Last week I wrote about managing mutual friendships after separation. This week, I wanted to look at managing our children’s emotions and needs after separation.
It is difficult to know whether children expect their parents to separate because they see the unhappiness or conflict, or whether it comes or came as a surprise. Some children are more verbal than others, and have no difficulty expressing their sadness, frustrations or anger. Then there are others who suffer in silence. As a parent we don’t like to watch our little ones suffer. Often the decision to separate from the other parent is put on hold because of the perceived impact to our children. But in the long run, is that the best decision for our children?
Children need healthy and happy parents to flourish and meet their potential. Isn’t it important that our children grow up observing a healthy loving marriage as opposed to ‘best friends’ living together. Children ‘learn’ behaviour, they aren’t born knowing what to do. If there are no displays of affection, laughter, kindness and love etc, the traits to a happy and healthy relationship, what are we teaching our children about those relationships and how to make it work.
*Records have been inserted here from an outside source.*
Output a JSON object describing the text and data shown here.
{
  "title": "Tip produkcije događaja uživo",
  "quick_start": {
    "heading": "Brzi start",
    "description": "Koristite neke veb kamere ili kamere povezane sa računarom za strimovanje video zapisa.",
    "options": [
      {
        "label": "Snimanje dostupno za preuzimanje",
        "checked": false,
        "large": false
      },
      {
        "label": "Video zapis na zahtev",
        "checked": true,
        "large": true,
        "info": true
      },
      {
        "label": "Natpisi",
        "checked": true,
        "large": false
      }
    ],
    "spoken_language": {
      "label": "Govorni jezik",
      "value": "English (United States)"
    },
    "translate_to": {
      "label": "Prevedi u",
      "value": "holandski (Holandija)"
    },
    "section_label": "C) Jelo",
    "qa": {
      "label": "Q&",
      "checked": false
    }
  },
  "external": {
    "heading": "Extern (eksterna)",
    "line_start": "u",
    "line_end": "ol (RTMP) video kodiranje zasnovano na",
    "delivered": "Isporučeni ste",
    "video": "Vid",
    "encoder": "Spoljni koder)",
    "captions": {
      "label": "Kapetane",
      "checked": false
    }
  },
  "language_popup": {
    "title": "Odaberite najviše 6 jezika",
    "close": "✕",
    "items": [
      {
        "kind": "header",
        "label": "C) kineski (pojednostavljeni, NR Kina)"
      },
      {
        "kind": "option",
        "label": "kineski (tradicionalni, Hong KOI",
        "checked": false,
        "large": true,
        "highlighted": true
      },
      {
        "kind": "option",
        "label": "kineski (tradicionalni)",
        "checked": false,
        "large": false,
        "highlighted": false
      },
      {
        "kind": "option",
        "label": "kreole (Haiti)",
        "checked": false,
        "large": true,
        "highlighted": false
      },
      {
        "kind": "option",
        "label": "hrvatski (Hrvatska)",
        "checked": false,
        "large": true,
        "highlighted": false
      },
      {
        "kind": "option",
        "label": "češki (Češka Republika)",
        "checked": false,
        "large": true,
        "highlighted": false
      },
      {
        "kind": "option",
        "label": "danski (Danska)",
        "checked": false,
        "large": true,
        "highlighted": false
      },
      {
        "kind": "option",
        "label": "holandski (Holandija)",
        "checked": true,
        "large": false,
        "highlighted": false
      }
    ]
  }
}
Another example is if a child observes their parents constantly fighting and arguing, what does that child learn? I am not in any way an expert in domestic and family violence therapy, however, enough has been written about the generational impact on children from a domestically violent household. It is or can be cyclic and learned engrained behaviours.
So, after having ‘segwayed’ from the topic, when a separation occurs how do we manage our children’s emotions and needs. I think it’s important to try and talk to them in a child appropriate way and there in-lies a difficulty. Often, we aren’t trained to have these discussions, especially in circumstances where there are high levels of distress and anxiousness in a child. I have seen the result of those difficult conversations in my family law clients and in the parenting mediations I have facilitated. Complaints are made that the children have been ’manipulated’ or are ‘aligned’ with one parent because of the post-separation discussions between the children and the parent. Blame, anger and hurt can be at the forefront of a parent’s mind when they talk to their children about how they are coping after separation. It can be a silent subconscious curse. That parent believes they are working through the child’s pain coming from the separation – a separation they perhaps believe was caused solely by the other parent.
Solicitors and parents are not generally qualified to provide therapy, so why do it to our most precious loved ones. I initially wrote about the 5-stages of grief and how it applies to a relationship breakdown. A separation is the loss of a relationship. A parental separation is a ‘loss’ for a child or children. Why wouldn’t we manage their grief similarly to the way an adult manages their grief. Obtain qualified professional help for your children where appropriate. When telling your children about a separation, where you can, do it together. Where this is not possible and it is appropriate, ask a counsellor to help explain the decision. Get it right from the beginning.
When it comes time to decide about your children, do not involve them! It is an adult dispute and they do not need the burden or knowledge of that dispute. The separation is hard enough for them. Routine and consistency is beneficial. They need their extended family and friends. Minimise change as best as you can and most importantly, give them LOVE. A child can never have too many people in their life that love them.